It’s October (already?!), and perhaps students’ attention is starting to wane. Rather than allow them to slip into passivity, you want to keep students motivated and engaged in the learning process throughout the term. To this end, adding more active-learning strategies into your class sessions may increase their energy, enthusiasm, and involvement.
In McKeachie’s Teaching Tips, authors Marilla Svinicki and Wilbert J. McKeachie share a number of active learning techniques that can support your goal of building engagement in your classes. Even if you teach a course in a large lecture hall, these ideas can help you put some active-learning principles into action. Perhaps you’re already using many of these techniques, but consider how else you could apply them within your class sessions, or share them with colleagues who are hoping to increase student engagement and participation.
Ways to Support Active Learning in Your Courses
1. In-class questions and discussions. Foster a classroom environment that encourages students to get, and stay, engaged. Ask students questions, and allow them to ask questions of you and each other. These conversations can spark great ideas and also have the benefit of keeping students alert. (Teaching online? Gather great ideas from our recent article, “Let’s Give Them Something to Talk About! … How About What REALLY Works in Online Course Discussions” by Bridgett McGowen-Hawkins.)
2. Small-group discussions. During class, you can break students into teams of two or three, and direct them to talk through that day’s topics. You might also assign study groups that meet to review class topics and assignments, or create a space in your course’s LMS or website where students can continue a conversation even after that class session is over.

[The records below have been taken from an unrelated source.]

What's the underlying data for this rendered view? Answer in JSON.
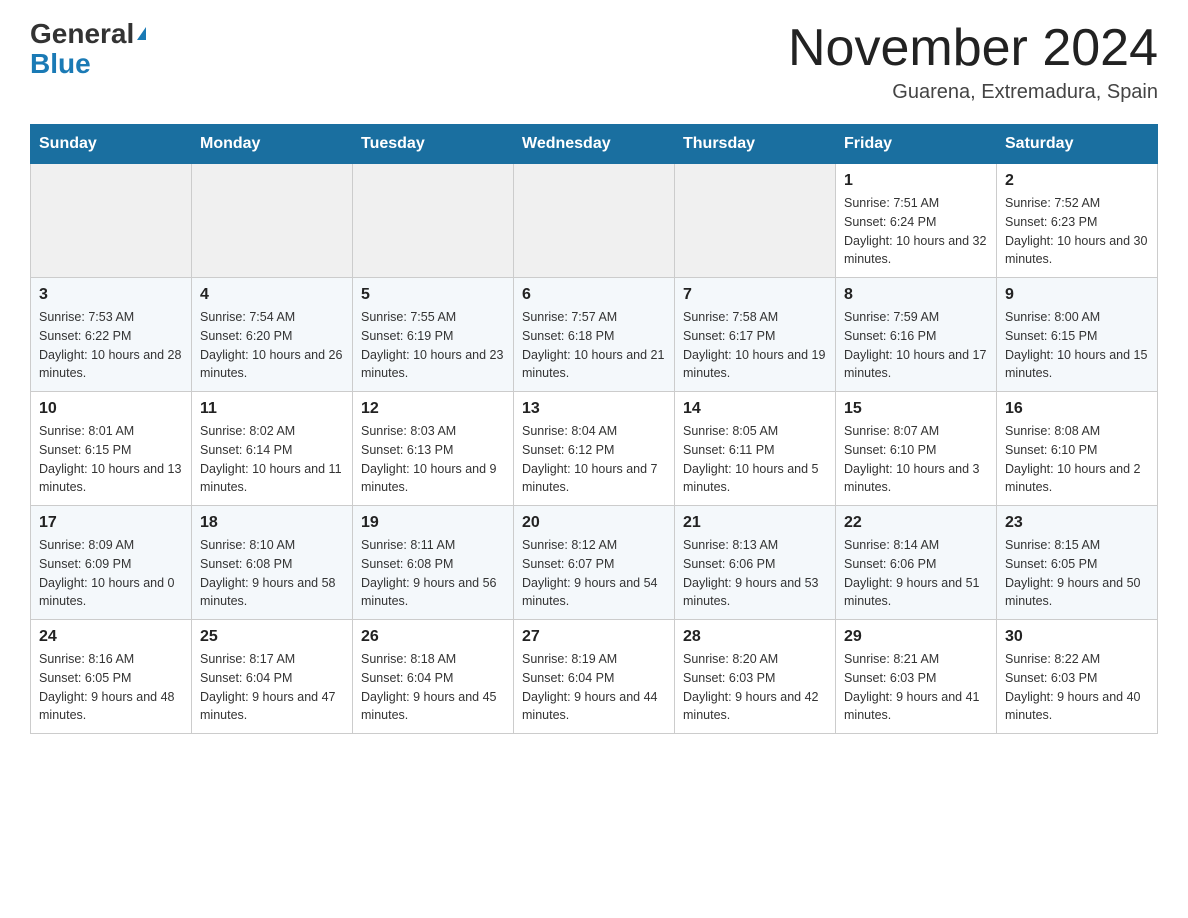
{
  "header": {
    "logo_general": "General",
    "logo_blue": "Blue",
    "month_title": "November 2024",
    "location": "Guarena, Extremadura, Spain"
  },
  "columns": [
    "Sunday",
    "Monday",
    "Tuesday",
    "Wednesday",
    "Thursday",
    "Friday",
    "Saturday"
  ],
  "weeks": [
    [
      {
        "day": "",
        "info": ""
      },
      {
        "day": "",
        "info": ""
      },
      {
        "day": "",
        "info": ""
      },
      {
        "day": "",
        "info": ""
      },
      {
        "day": "",
        "info": ""
      },
      {
        "day": "1",
        "info": "Sunrise: 7:51 AM\nSunset: 6:24 PM\nDaylight: 10 hours and 32 minutes."
      },
      {
        "day": "2",
        "info": "Sunrise: 7:52 AM\nSunset: 6:23 PM\nDaylight: 10 hours and 30 minutes."
      }
    ],
    [
      {
        "day": "3",
        "info": "Sunrise: 7:53 AM\nSunset: 6:22 PM\nDaylight: 10 hours and 28 minutes."
      },
      {
        "day": "4",
        "info": "Sunrise: 7:54 AM\nSunset: 6:20 PM\nDaylight: 10 hours and 26 minutes."
      },
      {
        "day": "5",
        "info": "Sunrise: 7:55 AM\nSunset: 6:19 PM\nDaylight: 10 hours and 23 minutes."
      },
      {
        "day": "6",
        "info": "Sunrise: 7:57 AM\nSunset: 6:18 PM\nDaylight: 10 hours and 21 minutes."
      },
      {
        "day": "7",
        "info": "Sunrise: 7:58 AM\nSunset: 6:17 PM\nDaylight: 10 hours and 19 minutes."
      },
      {
        "day": "8",
        "info": "Sunrise: 7:59 AM\nSunset: 6:16 PM\nDaylight: 10 hours and 17 minutes."
      },
      {
        "day": "9",
        "info": "Sunrise: 8:00 AM\nSunset: 6:15 PM\nDaylight: 10 hours and 15 minutes."
      }
    ],
    [
      {
        "day": "10",
        "info": "Sunrise: 8:01 AM\nSunset: 6:15 PM\nDaylight: 10 hours and 13 minutes."
      },
      {
        "day": "11",
        "info": "Sunrise: 8:02 AM\nSunset: 6:14 PM\nDaylight: 10 hours and 11 minutes."
      },
      {
        "day": "12",
        "info": "Sunrise: 8:03 AM\nSunset: 6:13 PM\nDaylight: 10 hours and 9 minutes."
      },
      {
        "day": "13",
        "info": "Sunrise: 8:04 AM\nSunset: 6:12 PM\nDaylight: 10 hours and 7 minutes."
      },
      {
        "day": "14",
        "info": "Sunrise: 8:05 AM\nSunset: 6:11 PM\nDaylight: 10 hours and 5 minutes."
      },
      {
        "day": "15",
        "info": "Sunrise: 8:07 AM\nSunset: 6:10 PM\nDaylight: 10 hours and 3 minutes."
      },
      {
        "day": "16",
        "info": "Sunrise: 8:08 AM\nSunset: 6:10 PM\nDaylight: 10 hours and 2 minutes."
      }
    ],
    [
      {
        "day": "17",
        "info": "Sunrise: 8:09 AM\nSunset: 6:09 PM\nDaylight: 10 hours and 0 minutes."
      },
      {
        "day": "18",
        "info": "Sunrise: 8:10 AM\nSunset: 6:08 PM\nDaylight: 9 hours and 58 minutes."
      },
      {
        "day": "19",
        "info": "Sunrise: 8:11 AM\nSunset: 6:08 PM\nDaylight: 9 hours and 56 minutes."
      },
      {
        "day": "20",
        "info": "Sunrise: 8:12 AM\nSunset: 6:07 PM\nDaylight: 9 hours and 54 minutes."
      },
      {
        "day": "21",
        "info": "Sunrise: 8:13 AM\nSunset: 6:06 PM\nDaylight: 9 hours and 53 minutes."
      },
      {
        "day": "22",
        "info": "Sunrise: 8:14 AM\nSunset: 6:06 PM\nDaylight: 9 hours and 51 minutes."
      },
      {
        "day": "23",
        "info": "Sunrise: 8:15 AM\nSunset: 6:05 PM\nDaylight: 9 hours and 50 minutes."
      }
    ],
    [
      {
        "day": "24",
        "info": "Sunrise: 8:16 AM\nSunset: 6:05 PM\nDaylight: 9 hours and 48 minutes."
      },
      {
        "day": "25",
        "info": "Sunrise: 8:17 AM\nSunset: 6:04 PM\nDaylight: 9 hours and 47 minutes."
      },
      {
        "day": "26",
        "info": "Sunrise: 8:18 AM\nSunset: 6:04 PM\nDaylight: 9 hours and 45 minutes."
      },
      {
        "day": "27",
        "info": "Sunrise: 8:19 AM\nSunset: 6:04 PM\nDaylight: 9 hours and 44 minutes."
      },
      {
        "day": "28",
        "info": "Sunrise: 8:20 AM\nSunset: 6:03 PM\nDaylight: 9 hours and 42 minutes."
      },
      {
        "day": "29",
        "info": "Sunrise: 8:21 AM\nSunset: 6:03 PM\nDaylight: 9 hours and 41 minutes."
      },
      {
        "day": "30",
        "info": "Sunrise: 8:22 AM\nSunset: 6:03 PM\nDaylight: 9 hours and 40 minutes."
      }
    ]
  ]
}
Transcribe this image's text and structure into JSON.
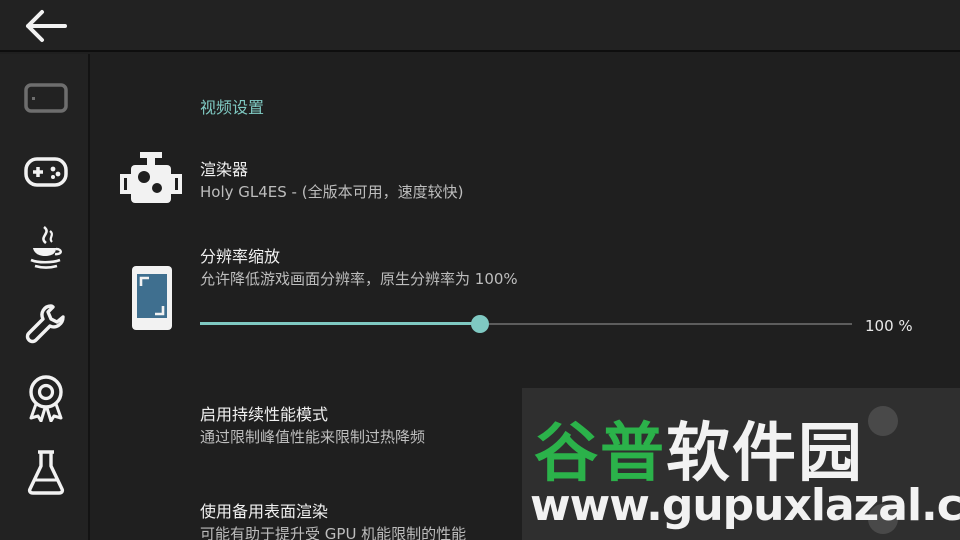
{
  "colors": {
    "accent": "#7fc9c2",
    "background": "#1f1f1f",
    "bar": "#222222",
    "watermark_green": "#2bb24a"
  },
  "topbar": {
    "back_icon": "arrow-left-icon"
  },
  "sidebar": {
    "items": [
      {
        "name": "video-settings",
        "icon": "tablet-landscape-icon",
        "selected": true
      },
      {
        "name": "controls",
        "icon": "gamepad-icon"
      },
      {
        "name": "java",
        "icon": "java-cup-icon"
      },
      {
        "name": "misc",
        "icon": "wrench-icon"
      },
      {
        "name": "experimental",
        "icon": "badge-icon"
      },
      {
        "name": "lab",
        "icon": "flask-icon"
      }
    ]
  },
  "main": {
    "section_title": "视频设置",
    "renderer": {
      "title": "渲染器",
      "summary": "Holy GL4ES - (全版本可用，速度较快)",
      "icon": "engine-icon"
    },
    "resolution": {
      "title": "分辨率缩放",
      "summary": "允许降低游戏画面分辨率，原生分辨率为 100%",
      "icon": "phone-screen-icon",
      "slider_fraction": 0.43,
      "value_text": "100 %"
    },
    "sustained": {
      "title": "启用持续性能模式",
      "summary": "通过限制峰值性能来限制过热降频"
    },
    "alt_surface": {
      "title": "使用备用表面渲染",
      "summary": "可能有助于提升受 GPU 机能限制的性能"
    }
  },
  "watermark": {
    "cn_part1": "谷普",
    "cn_part2": "软件园",
    "url": "www.gupuxlazal.com"
  }
}
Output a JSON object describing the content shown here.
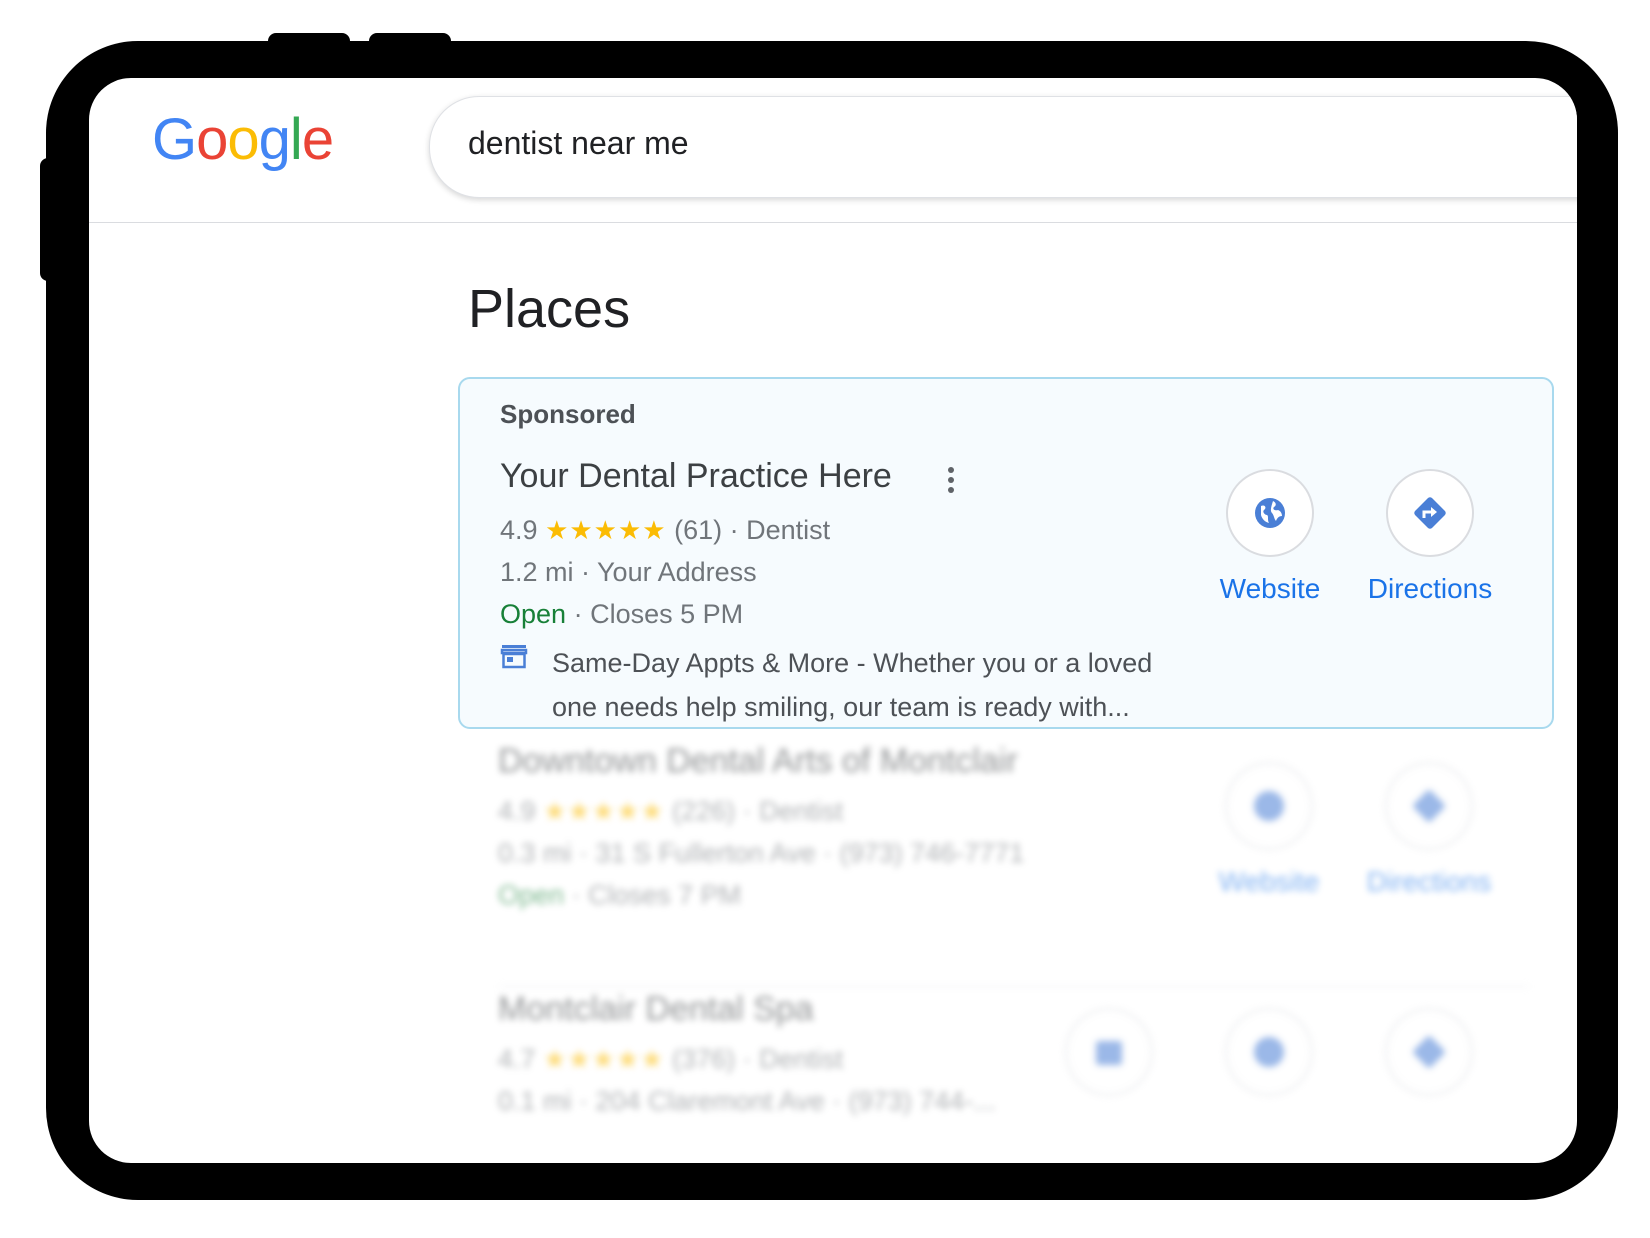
{
  "search": {
    "query": "dentist near me"
  },
  "logo": {
    "letters": [
      "G",
      "o",
      "o",
      "g",
      "l",
      "e"
    ],
    "colors": [
      "#4285F4",
      "#EA4335",
      "#FBBC05",
      "#4285F4",
      "#34A853",
      "#EA4335"
    ]
  },
  "places": {
    "title": "Places",
    "sponsored_card": {
      "sponsored_label": "Sponsored",
      "name": "Your Dental Practice Here",
      "rating": "4.9",
      "stars": "★★★★★",
      "reviews": "(61)",
      "category": "· Dentist",
      "distance_address": "1.2 mi · Your Address",
      "open_status": "Open",
      "hours": "· Closes 5 PM",
      "description": "Same-Day Appts & More - Whether you or a loved one needs help smiling, our team is ready with...",
      "actions": {
        "website": "Website",
        "directions": "Directions"
      },
      "icons": [
        "globe-icon",
        "directions-icon",
        "storefront-icon",
        "more-vert-icon"
      ]
    },
    "results": [
      {
        "name": "Downtown Dental Arts of Montclair",
        "rating": "4.9",
        "stars": "★★★★★",
        "reviews": "(226) · Dentist",
        "address": "0.3 mi · 31 S Fullerton Ave · (973) 746-7771",
        "open_status": "Open",
        "hours": "· Closes 7 PM",
        "website": "Website",
        "directions": "Directions"
      },
      {
        "name": "Montclair Dental Spa",
        "rating": "4.7",
        "stars": "★★★★★",
        "reviews": "(376) · Dentist",
        "address": "0.1 mi · 204 Claremont Ave · (973) 744-..."
      }
    ]
  },
  "colors": {
    "accent_blue": "#1a73e8",
    "star_yellow": "#fbbc04",
    "open_green": "#188038",
    "card_border": "#a8d9ee"
  }
}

3. Classroom response systems. In a large classroom, students may be reluctant to raise their hands or vocalize their thoughts, opinions, and questions. However, classroom response systems (often called “clickers”) and apps for mobile devices allow even reticent students to participate in discussions. No clickers? Svinicki and McKeachie suggest that you can still run polls through a show of hands or a system of colored cards; though you won’t be able to show students the exact results of the poll, at the very least you’ve prompted them to consider and share their own viewpoint on the material you’re covering in class that day. (McKeachie and Svinicki, 268-269)
Reference: Svinicki, Marilla, and Wilbert J. McKeachie. 2014. McKeachie’s Teaching Tips: Strategies, Research, and Theory for College and University Teachers,14th ed. Belmont, CA: Wadsworth, Cengage Learning.
What active learning techniques do you use in your classroom? Any tips for promoting active learning in the online environment? Share them in the comments.